**Exercise prompt**
Report every line in the records below that holds the word "Coconut".

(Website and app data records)
-- Opening Marker --
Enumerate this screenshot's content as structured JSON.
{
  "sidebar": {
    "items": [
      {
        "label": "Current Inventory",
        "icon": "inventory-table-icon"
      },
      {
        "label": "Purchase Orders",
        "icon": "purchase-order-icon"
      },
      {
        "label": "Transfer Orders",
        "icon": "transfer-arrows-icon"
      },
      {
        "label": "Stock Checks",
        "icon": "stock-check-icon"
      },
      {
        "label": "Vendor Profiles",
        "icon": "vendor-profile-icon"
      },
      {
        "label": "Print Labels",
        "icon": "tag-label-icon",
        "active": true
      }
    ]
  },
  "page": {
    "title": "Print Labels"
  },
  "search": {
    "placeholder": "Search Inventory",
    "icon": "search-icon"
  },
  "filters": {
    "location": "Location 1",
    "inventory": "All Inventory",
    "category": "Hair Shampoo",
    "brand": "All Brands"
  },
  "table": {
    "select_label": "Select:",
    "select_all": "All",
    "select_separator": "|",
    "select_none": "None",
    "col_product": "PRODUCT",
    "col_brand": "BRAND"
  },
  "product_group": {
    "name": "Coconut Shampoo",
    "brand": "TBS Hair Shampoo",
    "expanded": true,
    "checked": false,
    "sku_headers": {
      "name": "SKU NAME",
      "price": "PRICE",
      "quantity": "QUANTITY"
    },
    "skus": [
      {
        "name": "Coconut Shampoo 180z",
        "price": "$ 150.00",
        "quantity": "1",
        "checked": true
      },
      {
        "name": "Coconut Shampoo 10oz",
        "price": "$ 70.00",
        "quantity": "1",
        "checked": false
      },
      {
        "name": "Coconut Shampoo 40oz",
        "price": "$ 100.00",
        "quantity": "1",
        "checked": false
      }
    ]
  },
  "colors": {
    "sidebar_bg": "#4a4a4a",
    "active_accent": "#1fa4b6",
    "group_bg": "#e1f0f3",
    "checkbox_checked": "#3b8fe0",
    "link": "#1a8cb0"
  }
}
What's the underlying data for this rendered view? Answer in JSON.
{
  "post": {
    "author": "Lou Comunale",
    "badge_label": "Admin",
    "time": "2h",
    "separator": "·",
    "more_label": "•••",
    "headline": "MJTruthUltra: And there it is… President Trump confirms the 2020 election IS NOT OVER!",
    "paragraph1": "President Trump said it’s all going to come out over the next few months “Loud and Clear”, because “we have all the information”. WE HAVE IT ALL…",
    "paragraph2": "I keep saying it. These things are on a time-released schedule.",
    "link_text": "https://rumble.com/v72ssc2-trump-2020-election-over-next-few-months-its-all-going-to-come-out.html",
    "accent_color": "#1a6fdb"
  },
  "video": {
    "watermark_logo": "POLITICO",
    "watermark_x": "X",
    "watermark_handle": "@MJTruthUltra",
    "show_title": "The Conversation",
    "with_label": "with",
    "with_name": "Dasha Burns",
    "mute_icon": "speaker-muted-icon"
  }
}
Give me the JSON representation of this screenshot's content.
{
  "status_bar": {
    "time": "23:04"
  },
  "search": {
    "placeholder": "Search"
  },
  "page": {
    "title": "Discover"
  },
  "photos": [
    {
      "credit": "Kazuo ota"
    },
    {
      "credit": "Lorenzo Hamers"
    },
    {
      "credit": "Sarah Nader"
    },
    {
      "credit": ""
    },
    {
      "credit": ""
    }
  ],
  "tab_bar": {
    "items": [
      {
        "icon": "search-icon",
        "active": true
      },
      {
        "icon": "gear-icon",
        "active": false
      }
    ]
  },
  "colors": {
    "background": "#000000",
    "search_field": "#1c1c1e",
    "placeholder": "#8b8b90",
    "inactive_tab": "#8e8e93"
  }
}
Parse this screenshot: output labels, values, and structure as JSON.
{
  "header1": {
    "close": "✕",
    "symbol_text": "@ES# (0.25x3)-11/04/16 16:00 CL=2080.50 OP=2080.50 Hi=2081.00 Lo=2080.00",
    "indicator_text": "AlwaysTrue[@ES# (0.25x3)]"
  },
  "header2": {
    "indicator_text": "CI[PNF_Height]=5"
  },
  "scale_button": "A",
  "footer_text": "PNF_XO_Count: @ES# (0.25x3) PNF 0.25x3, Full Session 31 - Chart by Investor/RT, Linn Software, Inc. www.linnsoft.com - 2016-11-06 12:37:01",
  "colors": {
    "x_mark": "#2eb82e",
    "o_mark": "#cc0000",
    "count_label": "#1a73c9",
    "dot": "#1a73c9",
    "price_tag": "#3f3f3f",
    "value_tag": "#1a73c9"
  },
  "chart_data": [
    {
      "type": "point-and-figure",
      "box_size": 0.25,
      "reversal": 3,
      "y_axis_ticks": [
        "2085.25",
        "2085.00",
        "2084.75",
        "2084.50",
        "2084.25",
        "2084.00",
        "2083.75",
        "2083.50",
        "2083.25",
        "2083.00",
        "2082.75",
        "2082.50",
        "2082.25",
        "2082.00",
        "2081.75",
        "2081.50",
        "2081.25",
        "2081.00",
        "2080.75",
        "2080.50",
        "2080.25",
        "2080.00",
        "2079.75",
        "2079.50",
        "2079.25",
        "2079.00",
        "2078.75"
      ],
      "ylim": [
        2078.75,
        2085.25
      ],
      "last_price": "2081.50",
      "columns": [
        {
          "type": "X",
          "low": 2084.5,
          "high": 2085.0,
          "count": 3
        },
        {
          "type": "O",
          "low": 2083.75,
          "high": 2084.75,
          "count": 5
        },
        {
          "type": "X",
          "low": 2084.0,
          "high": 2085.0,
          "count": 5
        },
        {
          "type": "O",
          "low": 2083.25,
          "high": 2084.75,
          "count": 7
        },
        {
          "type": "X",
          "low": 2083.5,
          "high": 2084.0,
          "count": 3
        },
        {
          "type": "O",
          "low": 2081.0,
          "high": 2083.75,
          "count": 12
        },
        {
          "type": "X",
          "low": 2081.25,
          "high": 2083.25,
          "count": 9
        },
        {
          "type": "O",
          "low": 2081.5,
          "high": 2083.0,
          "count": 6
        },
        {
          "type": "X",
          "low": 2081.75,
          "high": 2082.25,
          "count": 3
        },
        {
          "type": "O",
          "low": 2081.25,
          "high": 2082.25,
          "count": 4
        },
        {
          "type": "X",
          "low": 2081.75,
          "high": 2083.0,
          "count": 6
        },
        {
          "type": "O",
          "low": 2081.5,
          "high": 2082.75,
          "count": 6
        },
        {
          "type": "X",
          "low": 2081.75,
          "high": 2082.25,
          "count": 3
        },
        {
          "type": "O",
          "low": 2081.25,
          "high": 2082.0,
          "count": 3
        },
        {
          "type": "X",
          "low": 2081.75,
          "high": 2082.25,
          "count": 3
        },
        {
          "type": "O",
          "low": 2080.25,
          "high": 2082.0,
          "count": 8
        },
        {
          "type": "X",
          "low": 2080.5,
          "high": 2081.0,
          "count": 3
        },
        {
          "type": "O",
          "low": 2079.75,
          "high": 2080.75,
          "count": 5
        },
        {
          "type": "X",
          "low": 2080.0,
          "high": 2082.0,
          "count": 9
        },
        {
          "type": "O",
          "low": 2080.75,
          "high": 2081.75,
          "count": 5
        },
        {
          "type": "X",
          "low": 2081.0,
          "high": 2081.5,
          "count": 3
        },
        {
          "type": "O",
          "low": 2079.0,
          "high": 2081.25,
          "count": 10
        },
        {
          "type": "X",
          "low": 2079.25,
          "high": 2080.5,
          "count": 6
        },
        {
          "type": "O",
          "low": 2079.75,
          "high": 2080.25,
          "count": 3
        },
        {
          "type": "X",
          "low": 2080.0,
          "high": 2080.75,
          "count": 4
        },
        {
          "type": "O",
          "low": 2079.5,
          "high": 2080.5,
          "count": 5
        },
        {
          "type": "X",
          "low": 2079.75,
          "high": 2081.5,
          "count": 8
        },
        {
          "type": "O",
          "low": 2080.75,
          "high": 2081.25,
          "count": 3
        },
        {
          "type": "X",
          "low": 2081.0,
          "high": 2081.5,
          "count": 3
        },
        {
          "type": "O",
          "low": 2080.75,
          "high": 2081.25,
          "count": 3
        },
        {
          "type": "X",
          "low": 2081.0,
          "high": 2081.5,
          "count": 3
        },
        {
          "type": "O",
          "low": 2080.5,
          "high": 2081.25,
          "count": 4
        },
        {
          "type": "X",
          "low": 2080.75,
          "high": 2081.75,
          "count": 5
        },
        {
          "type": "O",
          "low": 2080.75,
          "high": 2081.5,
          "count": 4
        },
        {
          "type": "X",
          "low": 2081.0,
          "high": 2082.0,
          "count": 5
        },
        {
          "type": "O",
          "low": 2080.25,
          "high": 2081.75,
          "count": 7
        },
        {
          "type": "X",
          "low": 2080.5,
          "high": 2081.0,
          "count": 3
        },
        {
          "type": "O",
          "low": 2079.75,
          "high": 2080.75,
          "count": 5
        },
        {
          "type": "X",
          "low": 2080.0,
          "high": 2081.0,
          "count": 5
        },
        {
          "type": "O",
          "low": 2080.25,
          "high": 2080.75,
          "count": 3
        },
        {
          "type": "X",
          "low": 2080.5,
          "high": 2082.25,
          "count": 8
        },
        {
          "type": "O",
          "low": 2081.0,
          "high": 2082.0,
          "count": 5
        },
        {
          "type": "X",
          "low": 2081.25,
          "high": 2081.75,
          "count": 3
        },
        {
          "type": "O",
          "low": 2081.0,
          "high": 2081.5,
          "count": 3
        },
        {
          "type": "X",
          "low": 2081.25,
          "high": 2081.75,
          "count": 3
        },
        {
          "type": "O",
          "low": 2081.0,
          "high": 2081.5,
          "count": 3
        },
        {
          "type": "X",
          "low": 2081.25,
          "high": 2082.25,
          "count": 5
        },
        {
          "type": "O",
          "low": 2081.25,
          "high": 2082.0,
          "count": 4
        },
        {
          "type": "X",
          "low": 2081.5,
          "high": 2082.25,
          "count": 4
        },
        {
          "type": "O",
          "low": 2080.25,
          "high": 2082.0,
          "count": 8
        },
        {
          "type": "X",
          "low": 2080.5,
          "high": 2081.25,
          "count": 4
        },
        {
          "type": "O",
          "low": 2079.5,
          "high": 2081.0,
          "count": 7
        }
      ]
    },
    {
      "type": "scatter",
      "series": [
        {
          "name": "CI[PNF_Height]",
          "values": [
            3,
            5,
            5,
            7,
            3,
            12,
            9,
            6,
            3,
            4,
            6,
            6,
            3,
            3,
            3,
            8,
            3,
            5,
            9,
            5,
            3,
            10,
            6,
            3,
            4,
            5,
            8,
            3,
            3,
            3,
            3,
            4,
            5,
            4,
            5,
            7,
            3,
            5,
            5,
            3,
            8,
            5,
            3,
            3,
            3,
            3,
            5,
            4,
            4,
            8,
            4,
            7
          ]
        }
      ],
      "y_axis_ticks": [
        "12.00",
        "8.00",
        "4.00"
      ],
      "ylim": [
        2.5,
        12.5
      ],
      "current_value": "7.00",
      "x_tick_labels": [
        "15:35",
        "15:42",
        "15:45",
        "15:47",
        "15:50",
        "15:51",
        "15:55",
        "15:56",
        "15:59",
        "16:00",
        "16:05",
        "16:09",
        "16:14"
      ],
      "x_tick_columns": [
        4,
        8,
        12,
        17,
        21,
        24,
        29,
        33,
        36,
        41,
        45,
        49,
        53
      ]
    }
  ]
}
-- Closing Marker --
**Answer below**
    "name": "Coconut Shampoo",
        "name": "Coconut Shampoo 180z",
        "name": "Coconut Shampoo 10oz",
        "name": "Coconut Shampoo 40oz",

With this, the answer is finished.